Dataset items:
• • • • • • •

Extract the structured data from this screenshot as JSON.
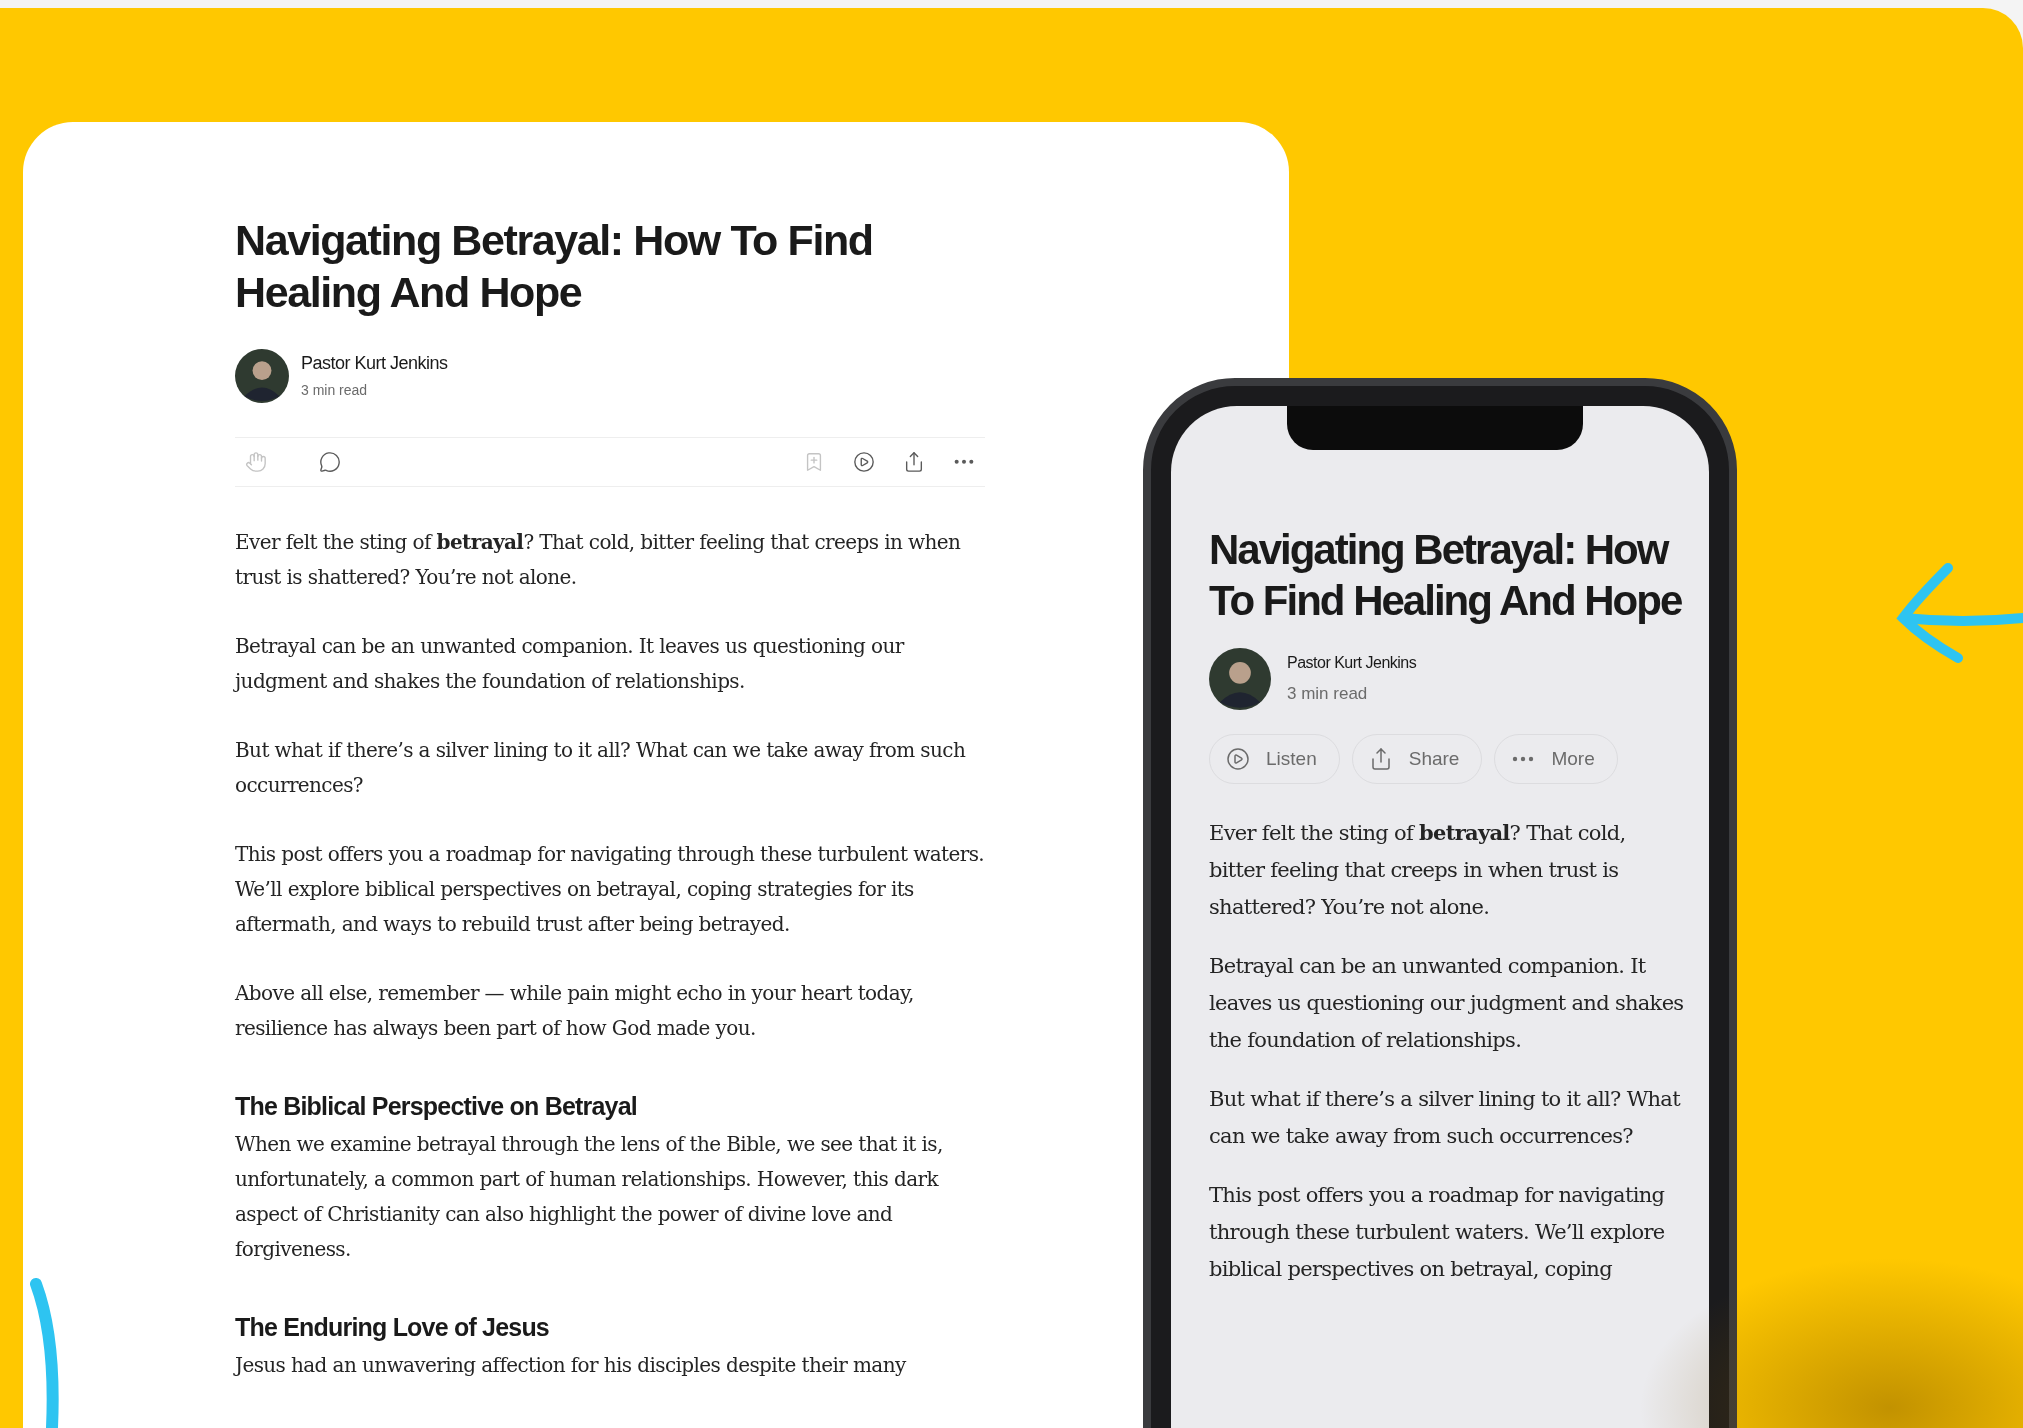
{
  "article": {
    "title": "Navigating Betrayal: How To Find Healing And Hope",
    "author": "Pastor Kurt Jenkins",
    "read_time": "3 min read",
    "toolbar": [
      {
        "kind": "clap",
        "disabled": true
      },
      {
        "kind": "comment",
        "disabled": false
      },
      {
        "kind": "save",
        "disabled": true
      },
      {
        "kind": "listen",
        "disabled": false
      },
      {
        "kind": "share",
        "disabled": false
      },
      {
        "kind": "more",
        "disabled": false
      }
    ],
    "blocks": [
      {
        "kind": "paragraph",
        "text": "Ever felt the sting of **betrayal**? That cold, bitter feeling that creeps in when trust is shattered? You’re not alone."
      },
      {
        "kind": "paragraph",
        "text": "Betrayal can be an unwanted companion. It leaves us questioning our judgment and shakes the foundation of relationships."
      },
      {
        "kind": "paragraph",
        "text": "But what if there’s a silver lining to it all? What can we take away from such occurrences?"
      },
      {
        "kind": "paragraph",
        "text": "This post offers you a roadmap for navigating through these turbulent waters. We’ll explore biblical perspectives on betrayal, coping strategies for its aftermath, and ways to rebuild trust after being betrayed."
      },
      {
        "kind": "paragraph",
        "text": "Above all else, remember — while pain might echo in your heart today, resilience has always been part of how God made you."
      },
      {
        "kind": "heading",
        "text": "The Biblical Perspective on Betrayal"
      },
      {
        "kind": "paragraph",
        "text": "When we examine betrayal through the lens of the Bible, we see that it is, unfortunately, a common part of human relationships. However, this dark aspect of Christianity can also highlight the power of divine love and forgiveness."
      },
      {
        "kind": "heading",
        "text": "The Enduring Love of Jesus"
      },
      {
        "kind": "paragraph",
        "text": "Jesus had an unwavering affection for his disciples despite their many"
      }
    ]
  },
  "phone": {
    "title": "Navigating Betrayal: How To Find Healing And Hope",
    "author": "Pastor Kurt Jenkins",
    "read_time": "3 min read",
    "buttons": [
      {
        "kind": "listen",
        "label": "Listen"
      },
      {
        "kind": "share",
        "label": "Share"
      },
      {
        "kind": "more",
        "label": "More"
      }
    ],
    "blocks": [
      {
        "kind": "paragraph",
        "text": "Ever felt the sting of **betrayal**? That cold, bitter feeling that creeps in when trust is shattered? You’re not alone."
      },
      {
        "kind": "paragraph",
        "text": "Betrayal can be an unwanted companion. It leaves us questioning our judgment and shakes the foundation of relationships."
      },
      {
        "kind": "paragraph",
        "text": "But what if there’s a silver lining to it all? What can we take away from such occurrences?"
      },
      {
        "kind": "paragraph",
        "text": "This post offers you a roadmap for navigating through these turbulent waters. We’ll explore biblical perspectives on betrayal, coping"
      }
    ]
  }
}
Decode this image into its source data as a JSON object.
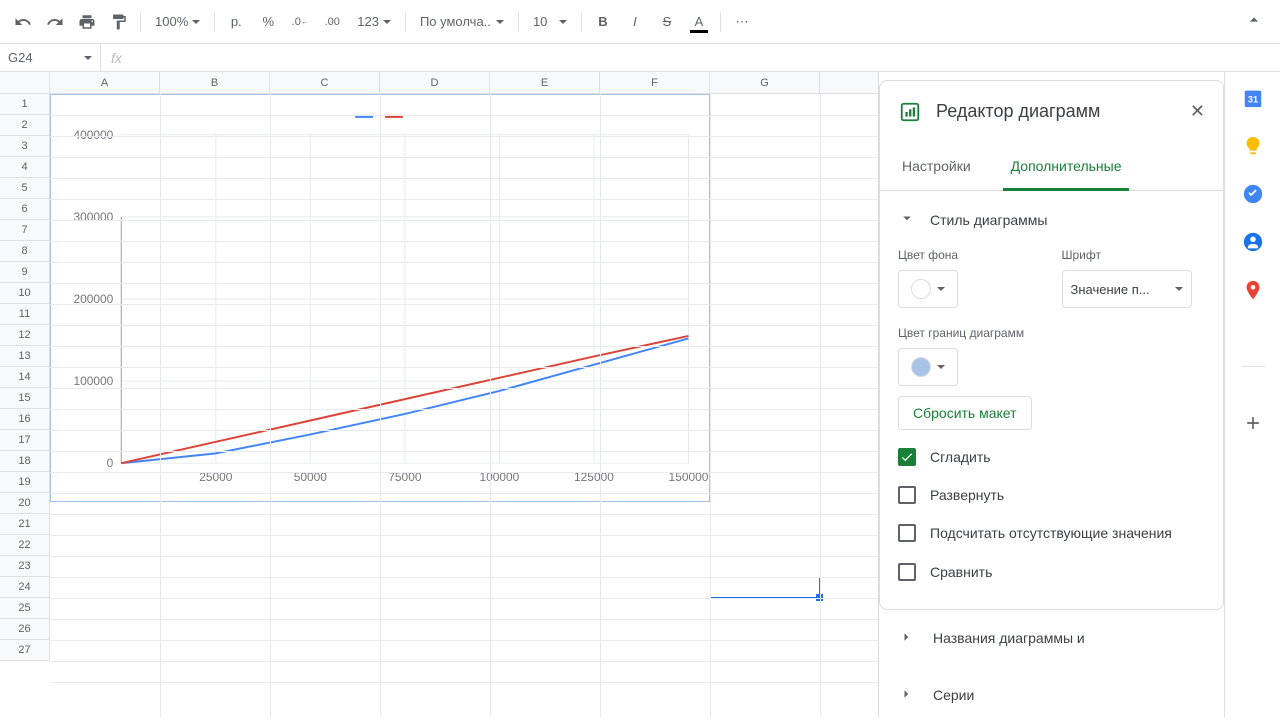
{
  "toolbar": {
    "zoom": "100%",
    "currency": "р.",
    "percent": "%",
    "dec_minus": ".0",
    "dec_plus": ".00",
    "format_123": "123",
    "font": "По умолча...",
    "font_size": "10"
  },
  "namebox": "G24",
  "columns": [
    "A",
    "B",
    "C",
    "D",
    "E",
    "F",
    "G"
  ],
  "rows": [
    1,
    2,
    3,
    4,
    5,
    6,
    7,
    8,
    9,
    10,
    11,
    12,
    13,
    14,
    15,
    16,
    17,
    18,
    19,
    20,
    21,
    22,
    23,
    24,
    25,
    26,
    27
  ],
  "sidebar": {
    "title": "Редактор диаграмм",
    "tabs": {
      "settings": "Настройки",
      "customize": "Дополнительные"
    },
    "style_section": "Стиль диаграммы",
    "bg_color_label": "Цвет фона",
    "font_label": "Шрифт",
    "font_value": "Значение п...",
    "border_color_label": "Цвет границ диаграмм",
    "reset_layout": "Сбросить макет",
    "cb_smooth": "Сгладить",
    "cb_maximize": "Развернуть",
    "cb_plot_null": "Подсчитать отсутствующие значения",
    "cb_compare": "Сравнить",
    "titles_section": "Названия диаграммы и",
    "series_section": "Серии"
  },
  "chart_data": {
    "type": "line",
    "x": [
      0,
      25000,
      50000,
      75000,
      100000,
      125000,
      150000
    ],
    "series": [
      {
        "name": "",
        "color": "#4285f4",
        "values": [
          0,
          12000,
          35000,
          60000,
          88000,
          120000,
          152000
        ]
      },
      {
        "name": "",
        "color": "#db4437",
        "values": [
          0,
          26000,
          52000,
          78000,
          104000,
          130000,
          155000
        ]
      }
    ],
    "xlim": [
      0,
      150000
    ],
    "ylim": [
      0,
      400000
    ],
    "xticks": [
      25000,
      50000,
      75000,
      100000,
      125000,
      150000
    ],
    "yticks": [
      0,
      100000,
      200000,
      300000,
      400000
    ]
  }
}
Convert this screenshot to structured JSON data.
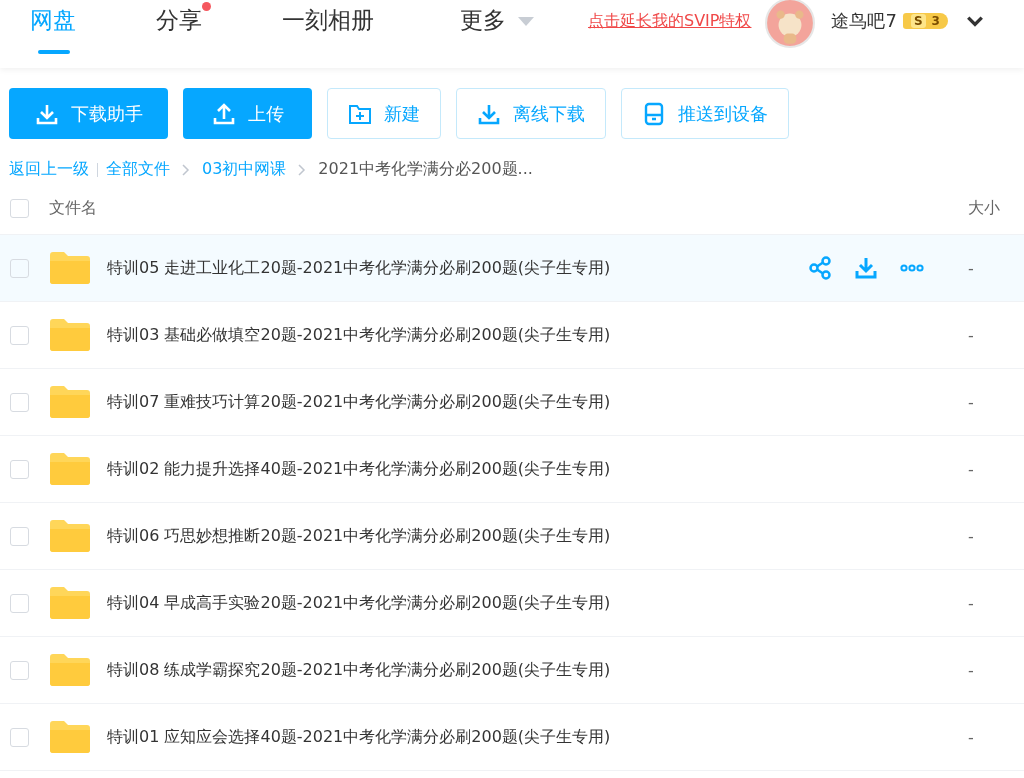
{
  "nav": {
    "tabs": [
      {
        "label": "网盘",
        "selected": true,
        "dot": false,
        "dropdown": false
      },
      {
        "label": "分享",
        "selected": false,
        "dot": true,
        "dropdown": false
      },
      {
        "label": "一刻相册",
        "selected": false,
        "dot": false,
        "dropdown": false
      },
      {
        "label": "更多",
        "selected": false,
        "dot": false,
        "dropdown": true
      }
    ],
    "promo_link": "点击延长我的SVIP特权",
    "user": {
      "name": "途鸟吧7",
      "badge_letter": "S",
      "badge_level": "3"
    }
  },
  "toolbar": [
    {
      "label": "下载助手",
      "kind": "primary"
    },
    {
      "label": "上传",
      "kind": "primary"
    },
    {
      "label": "新建",
      "kind": "outline"
    },
    {
      "label": "离线下载",
      "kind": "outline"
    },
    {
      "label": "推送到设备",
      "kind": "outline"
    }
  ],
  "breadcrumb": {
    "back": "返回上一级",
    "links": [
      "全部文件",
      "03初中网课"
    ],
    "current": "2021中考化学满分必200题..."
  },
  "table": {
    "all_checked": false,
    "columns": [
      "文件名",
      "大小"
    ],
    "rows": [
      {
        "name": "特训05 走进工业化工20题-2021中考化学满分必刷200题(尖子生专用)",
        "size": "-",
        "checked": false,
        "highlighted": true
      },
      {
        "name": "特训03 基础必做填空20题-2021中考化学满分必刷200题(尖子生专用)",
        "size": "-",
        "checked": false,
        "highlighted": false
      },
      {
        "name": "特训07 重难技巧计算20题-2021中考化学满分必刷200题(尖子生专用)",
        "size": "-",
        "checked": false,
        "highlighted": false
      },
      {
        "name": "特训02 能力提升选择40题-2021中考化学满分必刷200题(尖子生专用)",
        "size": "-",
        "checked": false,
        "highlighted": false
      },
      {
        "name": "特训06 巧思妙想推断20题-2021中考化学满分必刷200题(尖子生专用)",
        "size": "-",
        "checked": false,
        "highlighted": false
      },
      {
        "name": "特训04 早成高手实验20题-2021中考化学满分必刷200题(尖子生专用)",
        "size": "-",
        "checked": false,
        "highlighted": false
      },
      {
        "name": "特训08 练成学霸探究20题-2021中考化学满分必刷200题(尖子生专用)",
        "size": "-",
        "checked": false,
        "highlighted": false
      },
      {
        "name": "特训01 应知应会选择40题-2021中考化学满分必刷200题(尖子生专用)",
        "size": "-",
        "checked": false,
        "highlighted": false
      }
    ]
  }
}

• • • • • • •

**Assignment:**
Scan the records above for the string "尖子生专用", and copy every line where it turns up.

**Response to the task:**
        "name": "特训05 走进工业化工20题-2021中考化学满分必刷200题(尖子生专用)",
        "name": "特训03 基础必做填空20题-2021中考化学满分必刷200题(尖子生专用)",
        "name": "特训07 重难技巧计算20题-2021中考化学满分必刷200题(尖子生专用)",
        "name": "特训02 能力提升选择40题-2021中考化学满分必刷200题(尖子生专用)",
        "name": "特训06 巧思妙想推断20题-2021中考化学满分必刷200题(尖子生专用)",
        "name": "特训04 早成高手实验20题-2021中考化学满分必刷200题(尖子生专用)",
        "name": "特训08 练成学霸探究20题-2021中考化学满分必刷200题(尖子生专用)",
        "name": "特训01 应知应会选择40题-2021中考化学满分必刷200题(尖子生专用)",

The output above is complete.